[Supplied information]
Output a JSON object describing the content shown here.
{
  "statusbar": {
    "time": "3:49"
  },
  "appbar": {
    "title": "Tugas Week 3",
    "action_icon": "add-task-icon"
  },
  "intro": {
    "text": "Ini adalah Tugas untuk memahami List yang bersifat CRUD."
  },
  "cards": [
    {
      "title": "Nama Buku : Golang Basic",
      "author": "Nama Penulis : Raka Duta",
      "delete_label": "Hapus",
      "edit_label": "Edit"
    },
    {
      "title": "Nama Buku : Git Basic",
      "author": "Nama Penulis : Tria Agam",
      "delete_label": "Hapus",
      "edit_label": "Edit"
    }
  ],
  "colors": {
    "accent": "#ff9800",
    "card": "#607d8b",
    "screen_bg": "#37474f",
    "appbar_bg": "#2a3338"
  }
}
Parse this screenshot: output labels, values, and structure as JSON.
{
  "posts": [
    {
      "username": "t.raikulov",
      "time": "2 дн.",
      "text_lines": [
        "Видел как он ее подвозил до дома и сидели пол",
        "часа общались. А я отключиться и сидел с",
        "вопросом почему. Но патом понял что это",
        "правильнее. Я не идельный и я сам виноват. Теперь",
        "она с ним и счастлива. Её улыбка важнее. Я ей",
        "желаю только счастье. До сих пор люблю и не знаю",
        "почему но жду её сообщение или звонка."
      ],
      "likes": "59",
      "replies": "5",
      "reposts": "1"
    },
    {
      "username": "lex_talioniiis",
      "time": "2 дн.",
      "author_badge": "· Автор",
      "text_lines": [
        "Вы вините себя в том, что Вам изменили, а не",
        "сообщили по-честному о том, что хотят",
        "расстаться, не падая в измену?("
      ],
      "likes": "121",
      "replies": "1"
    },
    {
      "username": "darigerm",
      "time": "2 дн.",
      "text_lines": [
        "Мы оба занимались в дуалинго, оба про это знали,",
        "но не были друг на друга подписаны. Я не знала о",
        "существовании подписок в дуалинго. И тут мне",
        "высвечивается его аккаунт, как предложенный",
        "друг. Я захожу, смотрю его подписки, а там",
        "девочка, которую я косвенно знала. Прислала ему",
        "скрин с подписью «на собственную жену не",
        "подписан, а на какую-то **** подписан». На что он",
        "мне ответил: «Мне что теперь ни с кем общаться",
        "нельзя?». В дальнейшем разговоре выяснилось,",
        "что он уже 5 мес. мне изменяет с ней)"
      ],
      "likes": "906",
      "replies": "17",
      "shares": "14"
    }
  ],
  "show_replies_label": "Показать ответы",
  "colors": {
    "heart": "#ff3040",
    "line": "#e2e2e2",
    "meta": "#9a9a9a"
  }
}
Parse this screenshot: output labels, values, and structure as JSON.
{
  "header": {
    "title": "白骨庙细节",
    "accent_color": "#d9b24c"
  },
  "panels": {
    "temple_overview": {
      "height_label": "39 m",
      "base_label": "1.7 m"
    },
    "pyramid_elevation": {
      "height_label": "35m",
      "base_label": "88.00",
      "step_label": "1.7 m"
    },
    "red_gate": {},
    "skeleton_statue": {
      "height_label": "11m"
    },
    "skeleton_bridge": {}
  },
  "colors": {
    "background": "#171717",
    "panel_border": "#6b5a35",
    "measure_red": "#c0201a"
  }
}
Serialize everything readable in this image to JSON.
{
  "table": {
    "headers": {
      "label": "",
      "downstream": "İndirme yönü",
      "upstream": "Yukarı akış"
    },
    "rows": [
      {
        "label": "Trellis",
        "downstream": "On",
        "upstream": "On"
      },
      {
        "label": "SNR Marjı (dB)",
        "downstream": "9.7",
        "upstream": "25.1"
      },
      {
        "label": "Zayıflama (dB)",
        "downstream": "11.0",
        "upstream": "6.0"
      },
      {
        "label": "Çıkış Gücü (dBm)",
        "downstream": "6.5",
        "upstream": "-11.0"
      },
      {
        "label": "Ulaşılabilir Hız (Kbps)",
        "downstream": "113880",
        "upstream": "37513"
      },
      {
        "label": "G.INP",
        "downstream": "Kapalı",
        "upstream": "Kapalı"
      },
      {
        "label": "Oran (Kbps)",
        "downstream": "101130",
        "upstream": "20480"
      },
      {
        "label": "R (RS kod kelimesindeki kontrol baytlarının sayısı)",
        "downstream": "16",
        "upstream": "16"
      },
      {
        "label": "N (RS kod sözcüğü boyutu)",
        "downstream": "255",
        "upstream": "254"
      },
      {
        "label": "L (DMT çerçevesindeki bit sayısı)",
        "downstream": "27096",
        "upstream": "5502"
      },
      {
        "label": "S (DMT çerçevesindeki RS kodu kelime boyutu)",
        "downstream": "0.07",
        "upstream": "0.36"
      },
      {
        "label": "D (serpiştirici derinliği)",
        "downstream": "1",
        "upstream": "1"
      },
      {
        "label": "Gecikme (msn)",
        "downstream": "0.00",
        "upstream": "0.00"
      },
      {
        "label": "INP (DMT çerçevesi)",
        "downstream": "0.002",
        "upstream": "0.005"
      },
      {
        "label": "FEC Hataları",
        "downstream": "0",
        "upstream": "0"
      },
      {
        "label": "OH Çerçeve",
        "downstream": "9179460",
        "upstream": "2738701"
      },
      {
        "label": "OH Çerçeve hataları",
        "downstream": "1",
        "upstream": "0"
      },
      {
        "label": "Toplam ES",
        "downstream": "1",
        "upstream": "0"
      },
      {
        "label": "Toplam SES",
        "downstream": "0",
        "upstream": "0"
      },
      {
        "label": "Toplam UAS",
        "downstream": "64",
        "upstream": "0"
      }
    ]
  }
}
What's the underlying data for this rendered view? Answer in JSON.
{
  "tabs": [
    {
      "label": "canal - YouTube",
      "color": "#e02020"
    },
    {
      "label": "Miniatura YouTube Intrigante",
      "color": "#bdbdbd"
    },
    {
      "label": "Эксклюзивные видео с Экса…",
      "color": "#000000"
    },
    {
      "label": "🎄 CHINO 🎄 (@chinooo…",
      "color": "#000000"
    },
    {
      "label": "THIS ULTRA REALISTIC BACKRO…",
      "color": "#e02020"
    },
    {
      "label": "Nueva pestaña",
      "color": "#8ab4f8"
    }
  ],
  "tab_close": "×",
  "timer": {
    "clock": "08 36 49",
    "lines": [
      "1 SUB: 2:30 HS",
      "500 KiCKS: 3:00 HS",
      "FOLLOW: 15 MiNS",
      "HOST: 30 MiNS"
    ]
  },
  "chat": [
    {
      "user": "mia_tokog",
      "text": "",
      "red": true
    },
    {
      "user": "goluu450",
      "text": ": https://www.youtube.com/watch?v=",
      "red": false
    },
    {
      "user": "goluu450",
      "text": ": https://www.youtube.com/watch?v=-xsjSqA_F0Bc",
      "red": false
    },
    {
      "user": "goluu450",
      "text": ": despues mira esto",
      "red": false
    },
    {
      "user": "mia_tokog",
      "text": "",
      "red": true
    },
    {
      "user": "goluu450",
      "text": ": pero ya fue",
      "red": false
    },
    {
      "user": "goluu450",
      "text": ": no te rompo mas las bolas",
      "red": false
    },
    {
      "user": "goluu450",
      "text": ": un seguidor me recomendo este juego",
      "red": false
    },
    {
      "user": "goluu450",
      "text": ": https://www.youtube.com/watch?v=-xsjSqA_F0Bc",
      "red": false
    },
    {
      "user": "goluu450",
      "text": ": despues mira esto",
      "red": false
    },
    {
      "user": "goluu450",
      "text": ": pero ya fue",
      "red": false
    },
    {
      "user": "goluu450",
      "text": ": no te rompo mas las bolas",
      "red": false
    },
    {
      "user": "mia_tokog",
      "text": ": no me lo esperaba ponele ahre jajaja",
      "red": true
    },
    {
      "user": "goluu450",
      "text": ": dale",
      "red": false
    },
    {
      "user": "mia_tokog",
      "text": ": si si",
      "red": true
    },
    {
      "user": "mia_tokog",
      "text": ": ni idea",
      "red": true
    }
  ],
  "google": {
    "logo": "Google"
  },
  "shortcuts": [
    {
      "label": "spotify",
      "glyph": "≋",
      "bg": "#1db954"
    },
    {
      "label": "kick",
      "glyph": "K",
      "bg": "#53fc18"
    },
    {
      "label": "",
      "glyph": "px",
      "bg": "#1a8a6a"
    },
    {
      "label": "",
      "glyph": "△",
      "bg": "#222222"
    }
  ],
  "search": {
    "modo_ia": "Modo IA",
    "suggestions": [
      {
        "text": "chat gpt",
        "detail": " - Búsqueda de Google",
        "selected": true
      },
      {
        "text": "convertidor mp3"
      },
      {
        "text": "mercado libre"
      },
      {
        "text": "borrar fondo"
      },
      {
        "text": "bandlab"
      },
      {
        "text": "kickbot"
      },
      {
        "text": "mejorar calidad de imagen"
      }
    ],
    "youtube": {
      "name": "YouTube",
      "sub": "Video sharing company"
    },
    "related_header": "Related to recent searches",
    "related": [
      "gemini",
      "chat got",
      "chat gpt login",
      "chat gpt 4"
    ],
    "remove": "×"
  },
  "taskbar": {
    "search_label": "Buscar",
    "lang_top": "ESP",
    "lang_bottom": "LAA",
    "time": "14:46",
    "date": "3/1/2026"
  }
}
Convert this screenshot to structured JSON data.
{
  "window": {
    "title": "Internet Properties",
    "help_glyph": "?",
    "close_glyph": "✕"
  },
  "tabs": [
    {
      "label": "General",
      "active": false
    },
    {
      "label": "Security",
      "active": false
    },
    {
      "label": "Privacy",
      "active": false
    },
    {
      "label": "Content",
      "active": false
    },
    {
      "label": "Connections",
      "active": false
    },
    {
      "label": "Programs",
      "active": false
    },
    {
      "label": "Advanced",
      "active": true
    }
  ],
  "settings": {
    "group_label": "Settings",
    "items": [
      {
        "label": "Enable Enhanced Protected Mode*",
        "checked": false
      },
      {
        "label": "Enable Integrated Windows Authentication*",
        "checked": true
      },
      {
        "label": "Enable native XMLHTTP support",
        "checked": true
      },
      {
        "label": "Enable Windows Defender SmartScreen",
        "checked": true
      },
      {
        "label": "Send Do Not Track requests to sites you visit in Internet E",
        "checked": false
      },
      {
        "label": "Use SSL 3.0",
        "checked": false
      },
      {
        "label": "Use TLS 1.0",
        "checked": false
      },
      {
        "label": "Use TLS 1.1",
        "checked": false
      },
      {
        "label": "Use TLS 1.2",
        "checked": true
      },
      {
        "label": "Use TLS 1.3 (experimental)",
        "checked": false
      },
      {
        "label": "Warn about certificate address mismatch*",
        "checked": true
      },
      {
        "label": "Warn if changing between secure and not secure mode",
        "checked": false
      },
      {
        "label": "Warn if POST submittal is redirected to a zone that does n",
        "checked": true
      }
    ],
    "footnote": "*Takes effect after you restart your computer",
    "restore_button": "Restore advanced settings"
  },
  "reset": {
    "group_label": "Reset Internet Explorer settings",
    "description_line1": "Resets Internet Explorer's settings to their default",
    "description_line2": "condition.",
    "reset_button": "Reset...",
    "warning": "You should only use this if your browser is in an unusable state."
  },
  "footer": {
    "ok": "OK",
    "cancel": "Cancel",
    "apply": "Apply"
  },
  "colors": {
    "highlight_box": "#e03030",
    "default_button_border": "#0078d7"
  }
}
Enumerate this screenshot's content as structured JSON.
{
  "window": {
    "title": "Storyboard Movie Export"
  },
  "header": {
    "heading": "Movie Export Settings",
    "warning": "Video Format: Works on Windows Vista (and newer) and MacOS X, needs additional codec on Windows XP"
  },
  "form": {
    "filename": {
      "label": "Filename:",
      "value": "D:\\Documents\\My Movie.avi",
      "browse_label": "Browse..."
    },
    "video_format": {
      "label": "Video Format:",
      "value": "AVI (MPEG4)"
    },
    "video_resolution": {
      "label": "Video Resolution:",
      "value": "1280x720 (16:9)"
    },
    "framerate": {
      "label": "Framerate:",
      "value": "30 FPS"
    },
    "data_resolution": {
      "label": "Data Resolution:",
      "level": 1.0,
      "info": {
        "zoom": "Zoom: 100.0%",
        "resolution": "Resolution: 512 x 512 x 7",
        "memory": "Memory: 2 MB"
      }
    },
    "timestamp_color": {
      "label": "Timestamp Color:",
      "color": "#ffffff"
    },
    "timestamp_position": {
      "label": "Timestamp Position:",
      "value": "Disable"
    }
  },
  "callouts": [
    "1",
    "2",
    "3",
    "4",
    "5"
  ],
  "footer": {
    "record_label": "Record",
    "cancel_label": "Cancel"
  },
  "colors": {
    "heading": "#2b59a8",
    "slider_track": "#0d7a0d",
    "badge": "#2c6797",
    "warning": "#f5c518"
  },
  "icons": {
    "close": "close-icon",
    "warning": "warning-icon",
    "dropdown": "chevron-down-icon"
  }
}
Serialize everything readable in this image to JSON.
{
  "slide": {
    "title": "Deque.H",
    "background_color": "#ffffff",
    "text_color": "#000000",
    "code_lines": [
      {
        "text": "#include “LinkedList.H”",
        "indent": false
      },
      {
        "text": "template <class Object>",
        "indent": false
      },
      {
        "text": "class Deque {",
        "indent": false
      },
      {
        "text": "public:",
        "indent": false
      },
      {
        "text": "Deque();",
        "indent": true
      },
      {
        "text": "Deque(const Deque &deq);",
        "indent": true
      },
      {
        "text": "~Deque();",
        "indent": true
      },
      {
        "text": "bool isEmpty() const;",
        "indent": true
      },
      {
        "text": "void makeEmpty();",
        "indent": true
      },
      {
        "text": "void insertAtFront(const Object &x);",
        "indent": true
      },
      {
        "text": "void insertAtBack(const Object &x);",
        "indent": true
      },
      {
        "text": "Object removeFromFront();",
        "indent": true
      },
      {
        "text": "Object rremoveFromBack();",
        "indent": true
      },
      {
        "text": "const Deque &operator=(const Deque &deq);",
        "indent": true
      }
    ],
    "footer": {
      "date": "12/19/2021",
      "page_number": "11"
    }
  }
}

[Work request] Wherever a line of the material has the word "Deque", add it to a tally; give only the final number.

[Result for this task] 6